DATA PROVIDED: Begin

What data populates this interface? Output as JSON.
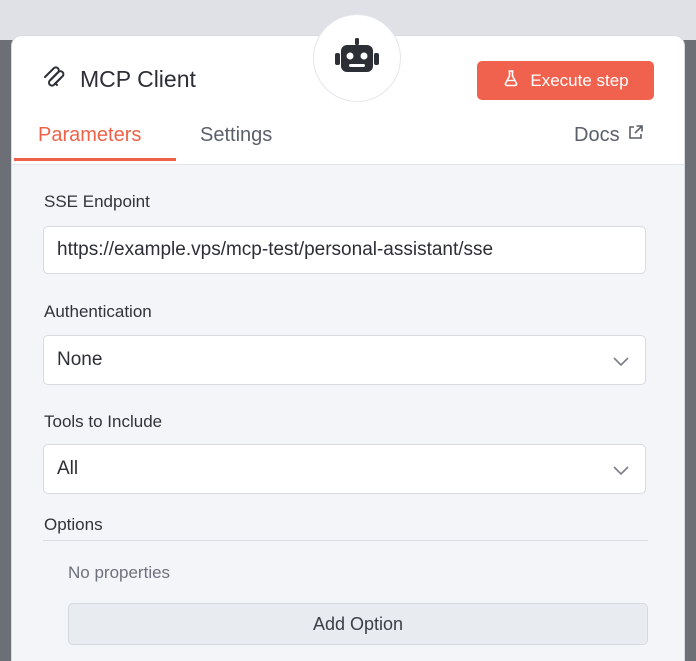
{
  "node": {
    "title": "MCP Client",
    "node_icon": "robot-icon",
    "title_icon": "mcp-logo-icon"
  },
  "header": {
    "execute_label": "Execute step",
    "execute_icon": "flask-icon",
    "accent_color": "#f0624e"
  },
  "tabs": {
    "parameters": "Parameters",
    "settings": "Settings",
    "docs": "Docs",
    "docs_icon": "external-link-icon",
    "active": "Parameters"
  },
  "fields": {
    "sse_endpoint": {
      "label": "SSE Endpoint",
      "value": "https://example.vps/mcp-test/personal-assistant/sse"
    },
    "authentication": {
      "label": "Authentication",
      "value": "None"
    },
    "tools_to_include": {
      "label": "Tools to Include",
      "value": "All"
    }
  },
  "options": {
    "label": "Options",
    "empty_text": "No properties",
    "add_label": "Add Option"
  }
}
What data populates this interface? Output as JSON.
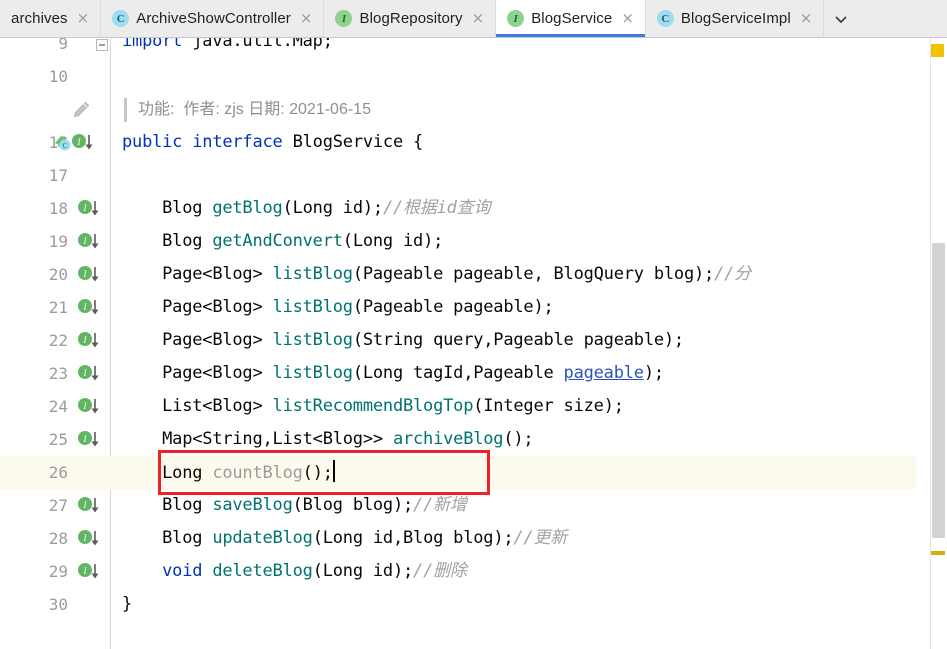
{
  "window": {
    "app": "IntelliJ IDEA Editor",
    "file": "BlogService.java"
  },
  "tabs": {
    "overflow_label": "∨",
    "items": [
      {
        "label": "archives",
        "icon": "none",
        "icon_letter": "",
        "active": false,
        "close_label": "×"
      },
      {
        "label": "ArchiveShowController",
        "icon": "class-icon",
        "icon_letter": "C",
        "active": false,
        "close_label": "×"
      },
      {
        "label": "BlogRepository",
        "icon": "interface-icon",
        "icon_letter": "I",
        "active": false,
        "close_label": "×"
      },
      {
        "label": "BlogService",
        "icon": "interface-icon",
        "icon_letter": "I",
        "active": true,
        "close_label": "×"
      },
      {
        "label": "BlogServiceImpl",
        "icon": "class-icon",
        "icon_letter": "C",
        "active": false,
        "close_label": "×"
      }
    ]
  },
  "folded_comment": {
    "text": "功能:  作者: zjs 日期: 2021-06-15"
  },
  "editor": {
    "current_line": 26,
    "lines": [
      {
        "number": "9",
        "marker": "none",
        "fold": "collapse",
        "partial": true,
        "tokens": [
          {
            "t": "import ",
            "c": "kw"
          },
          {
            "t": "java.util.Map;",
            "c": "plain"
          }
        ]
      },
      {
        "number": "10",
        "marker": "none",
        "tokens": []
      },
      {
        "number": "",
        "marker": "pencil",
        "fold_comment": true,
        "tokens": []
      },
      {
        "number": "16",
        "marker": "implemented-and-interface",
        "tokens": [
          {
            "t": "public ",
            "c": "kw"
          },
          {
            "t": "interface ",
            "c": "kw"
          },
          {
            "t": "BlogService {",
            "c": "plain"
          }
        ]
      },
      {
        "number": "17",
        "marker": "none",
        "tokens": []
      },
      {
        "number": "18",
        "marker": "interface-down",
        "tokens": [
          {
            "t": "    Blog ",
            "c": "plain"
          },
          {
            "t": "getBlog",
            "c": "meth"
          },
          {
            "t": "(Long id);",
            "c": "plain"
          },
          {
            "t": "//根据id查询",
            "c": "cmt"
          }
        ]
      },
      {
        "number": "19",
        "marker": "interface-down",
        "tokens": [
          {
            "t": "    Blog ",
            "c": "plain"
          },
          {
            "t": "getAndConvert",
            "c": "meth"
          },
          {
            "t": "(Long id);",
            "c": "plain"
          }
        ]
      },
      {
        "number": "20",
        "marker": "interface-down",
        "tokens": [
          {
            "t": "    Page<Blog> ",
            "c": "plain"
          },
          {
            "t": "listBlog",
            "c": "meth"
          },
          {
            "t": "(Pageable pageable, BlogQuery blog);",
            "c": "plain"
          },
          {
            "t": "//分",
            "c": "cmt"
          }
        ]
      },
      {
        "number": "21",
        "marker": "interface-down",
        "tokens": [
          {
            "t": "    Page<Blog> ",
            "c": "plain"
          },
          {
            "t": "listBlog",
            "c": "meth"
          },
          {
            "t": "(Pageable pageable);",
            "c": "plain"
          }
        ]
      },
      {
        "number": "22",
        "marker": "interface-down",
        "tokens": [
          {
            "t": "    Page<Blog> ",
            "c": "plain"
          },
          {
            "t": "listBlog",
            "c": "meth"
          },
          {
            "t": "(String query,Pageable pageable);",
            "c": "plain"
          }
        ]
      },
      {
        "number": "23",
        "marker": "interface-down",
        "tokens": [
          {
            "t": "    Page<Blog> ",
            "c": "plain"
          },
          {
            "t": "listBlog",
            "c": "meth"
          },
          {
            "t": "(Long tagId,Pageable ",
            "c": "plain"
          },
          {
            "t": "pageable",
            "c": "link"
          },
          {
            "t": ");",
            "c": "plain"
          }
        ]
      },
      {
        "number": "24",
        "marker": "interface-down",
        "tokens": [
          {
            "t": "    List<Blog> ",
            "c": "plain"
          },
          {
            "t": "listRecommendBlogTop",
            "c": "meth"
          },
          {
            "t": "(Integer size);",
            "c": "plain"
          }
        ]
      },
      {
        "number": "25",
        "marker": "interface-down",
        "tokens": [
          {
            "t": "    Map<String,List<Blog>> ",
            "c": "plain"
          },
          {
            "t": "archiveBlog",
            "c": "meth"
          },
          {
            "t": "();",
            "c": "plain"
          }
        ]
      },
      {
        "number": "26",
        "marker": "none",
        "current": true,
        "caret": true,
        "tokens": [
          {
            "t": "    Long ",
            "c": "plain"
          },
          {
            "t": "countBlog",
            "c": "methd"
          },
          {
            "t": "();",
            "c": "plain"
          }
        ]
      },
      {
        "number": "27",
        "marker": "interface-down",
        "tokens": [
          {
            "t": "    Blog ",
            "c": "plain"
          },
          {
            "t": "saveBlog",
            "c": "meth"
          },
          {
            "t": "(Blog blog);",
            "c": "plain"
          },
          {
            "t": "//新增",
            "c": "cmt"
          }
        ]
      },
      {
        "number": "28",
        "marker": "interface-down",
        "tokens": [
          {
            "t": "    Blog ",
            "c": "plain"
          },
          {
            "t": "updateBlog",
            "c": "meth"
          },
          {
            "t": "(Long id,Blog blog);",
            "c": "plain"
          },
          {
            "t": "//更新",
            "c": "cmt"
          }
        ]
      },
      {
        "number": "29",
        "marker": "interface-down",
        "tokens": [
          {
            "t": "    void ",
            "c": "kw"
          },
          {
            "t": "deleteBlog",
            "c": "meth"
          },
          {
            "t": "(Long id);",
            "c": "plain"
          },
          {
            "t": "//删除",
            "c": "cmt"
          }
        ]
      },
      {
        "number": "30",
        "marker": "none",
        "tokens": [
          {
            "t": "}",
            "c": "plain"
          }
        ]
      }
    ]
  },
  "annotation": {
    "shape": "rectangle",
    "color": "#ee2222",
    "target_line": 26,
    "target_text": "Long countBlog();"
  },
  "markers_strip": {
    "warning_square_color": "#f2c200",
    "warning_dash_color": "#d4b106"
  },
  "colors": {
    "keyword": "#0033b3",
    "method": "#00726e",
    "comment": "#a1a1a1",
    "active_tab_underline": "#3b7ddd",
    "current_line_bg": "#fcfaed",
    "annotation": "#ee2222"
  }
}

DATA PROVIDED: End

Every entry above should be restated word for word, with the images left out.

What data populates this interface? Output as JSON.
{
  "node": {
    "title": "MCP Client",
    "node_icon": "robot-icon",
    "title_icon": "mcp-logo-icon"
  },
  "header": {
    "execute_label": "Execute step",
    "execute_icon": "flask-icon",
    "accent_color": "#f0624e"
  },
  "tabs": {
    "parameters": "Parameters",
    "settings": "Settings",
    "docs": "Docs",
    "docs_icon": "external-link-icon",
    "active": "Parameters"
  },
  "fields": {
    "sse_endpoint": {
      "label": "SSE Endpoint",
      "value": "https://example.vps/mcp-test/personal-assistant/sse"
    },
    "authentication": {
      "label": "Authentication",
      "value": "None"
    },
    "tools_to_include": {
      "label": "Tools to Include",
      "value": "All"
    }
  },
  "options": {
    "label": "Options",
    "empty_text": "No properties",
    "add_label": "Add Option"
  }
}
What data populates this interface? Output as JSON.
{
  "window": {
    "app": "IntelliJ IDEA Editor",
    "file": "BlogService.java"
  },
  "tabs": {
    "overflow_label": "∨",
    "items": [
      {
        "label": "archives",
        "icon": "none",
        "icon_letter": "",
        "active": false,
        "close_label": "×"
      },
      {
        "label": "ArchiveShowController",
        "icon": "class-icon",
        "icon_letter": "C",
        "active": false,
        "close_label": "×"
      },
      {
        "label": "BlogRepository",
        "icon": "interface-icon",
        "icon_letter": "I",
        "active": false,
        "close_label": "×"
      },
      {
        "label": "BlogService",
        "icon": "interface-icon",
        "icon_letter": "I",
        "active": true,
        "close_label": "×"
      },
      {
        "label": "BlogServiceImpl",
        "icon": "class-icon",
        "icon_letter": "C",
        "active": false,
        "close_label": "×"
      }
    ]
  },
  "folded_comment": {
    "text": "功能:  作者: zjs 日期: 2021-06-15"
  },
  "editor": {
    "current_line": 26,
    "lines": [
      {
        "number": "9",
        "marker": "none",
        "fold": "collapse",
        "partial": true,
        "tokens": [
          {
            "t": "import ",
            "c": "kw"
          },
          {
            "t": "java.util.Map;",
            "c": "plain"
          }
        ]
      },
      {
        "number": "10",
        "marker": "none",
        "tokens": []
      },
      {
        "number": "",
        "marker": "pencil",
        "fold_comment": true,
        "tokens": []
      },
      {
        "number": "16",
        "marker": "implemented-and-interface",
        "tokens": [
          {
            "t": "public ",
            "c": "kw"
          },
          {
            "t": "interface ",
            "c": "kw"
          },
          {
            "t": "BlogService {",
            "c": "plain"
          }
        ]
      },
      {
        "number": "17",
        "marker": "none",
        "tokens": []
      },
      {
        "number": "18",
        "marker": "interface-down",
        "tokens": [
          {
            "t": "    Blog ",
            "c": "plain"
          },
          {
            "t": "getBlog",
            "c": "meth"
          },
          {
            "t": "(Long id);",
            "c": "plain"
          },
          {
            "t": "//根据id查询",
            "c": "cmt"
          }
        ]
      },
      {
        "number": "19",
        "marker": "interface-down",
        "tokens": [
          {
            "t": "    Blog ",
            "c": "plain"
          },
          {
            "t": "getAndConvert",
            "c": "meth"
          },
          {
            "t": "(Long id);",
            "c": "plain"
          }
        ]
      },
      {
        "number": "20",
        "marker": "interface-down",
        "tokens": [
          {
            "t": "    Page<Blog> ",
            "c": "plain"
          },
          {
            "t": "listBlog",
            "c": "meth"
          },
          {
            "t": "(Pageable pageable, BlogQuery blog);",
            "c": "plain"
          },
          {
            "t": "//分",
            "c": "cmt"
          }
        ]
      },
      {
        "number": "21",
        "marker": "interface-down",
        "tokens": [
          {
            "t": "    Page<Blog> ",
            "c": "plain"
          },
          {
            "t": "listBlog",
            "c": "meth"
          },
          {
            "t": "(Pageable pageable);",
            "c": "plain"
          }
        ]
      },
      {
        "number": "22",
        "marker": "interface-down",
        "tokens": [
          {
            "t": "    Page<Blog> ",
            "c": "plain"
          },
          {
            "t": "listBlog",
            "c": "meth"
          },
          {
            "t": "(String query,Pageable pageable);",
            "c": "plain"
          }
        ]
      },
      {
        "number": "23",
        "marker": "interface-down",
        "tokens": [
          {
            "t": "    Page<Blog> ",
            "c": "plain"
          },
          {
            "t": "listBlog",
            "c": "meth"
          },
          {
            "t": "(Long tagId,Pageable ",
            "c": "plain"
          },
          {
            "t": "pageable",
            "c": "link"
          },
          {
            "t": ");",
            "c": "plain"
          }
        ]
      },
      {
        "number": "24",
        "marker": "interface-down",
        "tokens": [
          {
            "t": "    List<Blog> ",
            "c": "plain"
          },
          {
            "t": "listRecommendBlogTop",
            "c": "meth"
          },
          {
            "t": "(Integer size);",
            "c": "plain"
          }
        ]
      },
      {
        "number": "25",
        "marker": "interface-down",
        "tokens": [
          {
            "t": "    Map<String,List<Blog>> ",
            "c": "plain"
          },
          {
            "t": "archiveBlog",
            "c": "meth"
          },
          {
            "t": "();",
            "c": "plain"
          }
        ]
      },
      {
        "number": "26",
        "marker": "none",
        "current": true,
        "caret": true,
        "tokens": [
          {
            "t": "    Long ",
            "c": "plain"
          },
          {
            "t": "countBlog",
            "c": "methd"
          },
          {
            "t": "();",
            "c": "plain"
          }
        ]
      },
      {
        "number": "27",
        "marker": "interface-down",
        "tokens": [
          {
            "t": "    Blog ",
            "c": "plain"
          },
          {
            "t": "saveBlog",
            "c": "meth"
          },
          {
            "t": "(Blog blog);",
            "c": "plain"
          },
          {
            "t": "//新增",
            "c": "cmt"
          }
        ]
      },
      {
        "number": "28",
        "marker": "interface-down",
        "tokens": [
          {
            "t": "    Blog ",
            "c": "plain"
          },
          {
            "t": "updateBlog",
            "c": "meth"
          },
          {
            "t": "(Long id,Blog blog);",
            "c": "plain"
          },
          {
            "t": "//更新",
            "c": "cmt"
          }
        ]
      },
      {
        "number": "29",
        "marker": "interface-down",
        "tokens": [
          {
            "t": "    void ",
            "c": "kw"
          },
          {
            "t": "deleteBlog",
            "c": "meth"
          },
          {
            "t": "(Long id);",
            "c": "plain"
          },
          {
            "t": "//删除",
            "c": "cmt"
          }
        ]
      },
      {
        "number": "30",
        "marker": "none",
        "tokens": [
          {
            "t": "}",
            "c": "plain"
          }
        ]
      }
    ]
  },
  "annotation": {
    "shape": "rectangle",
    "color": "#ee2222",
    "target_line": 26,
    "target_text": "Long countBlog();"
  },
  "markers_strip": {
    "warning_square_color": "#f2c200",
    "warning_dash_color": "#d4b106"
  },
  "colors": {
    "keyword": "#0033b3",
    "method": "#00726e",
    "comment": "#a1a1a1",
    "active_tab_underline": "#3b7ddd",
    "current_line_bg": "#fcfaed",
    "annotation": "#ee2222"
  }
}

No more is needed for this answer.